* TRY IT
Print the listing as it stands, omitting all images.

*** EXERCISE INPUTS ***

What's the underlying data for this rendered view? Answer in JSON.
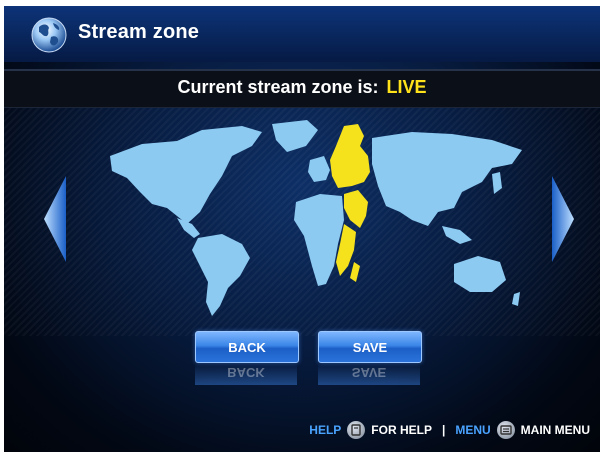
{
  "header": {
    "title": "Stream zone",
    "icon": "globe-icon"
  },
  "zone": {
    "label": "Current stream zone is:",
    "value": "LIVE",
    "value_color": "#ffe21a"
  },
  "map": {
    "land_color": "#8ccaf2",
    "highlight_color": "#f5e11c",
    "highlighted_zone": "Europe / Africa (east)"
  },
  "nav": {
    "left_icon": "arrow-left-icon",
    "right_icon": "arrow-right-icon"
  },
  "buttons": {
    "back_label": "BACK",
    "save_label": "SAVE"
  },
  "footer": {
    "help_key": "HELP",
    "help_text": "FOR HELP",
    "separator": "|",
    "menu_key": "MENU",
    "menu_text": "MAIN MENU",
    "key_color": "#4aa3ff"
  }
}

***

* EXERCISE OUTPUT
What's the underlying data for this rendered view? Answer in JSON.
{
  "header": {
    "title": "Stream zone",
    "icon": "globe-icon"
  },
  "zone": {
    "label": "Current stream zone is:",
    "value": "LIVE",
    "value_color": "#ffe21a"
  },
  "map": {
    "land_color": "#8ccaf2",
    "highlight_color": "#f5e11c",
    "highlighted_zone": "Europe / Africa (east)"
  },
  "nav": {
    "left_icon": "arrow-left-icon",
    "right_icon": "arrow-right-icon"
  },
  "buttons": {
    "back_label": "BACK",
    "save_label": "SAVE"
  },
  "footer": {
    "help_key": "HELP",
    "help_text": "FOR HELP",
    "separator": "|",
    "menu_key": "MENU",
    "menu_text": "MAIN MENU",
    "key_color": "#4aa3ff"
  }
}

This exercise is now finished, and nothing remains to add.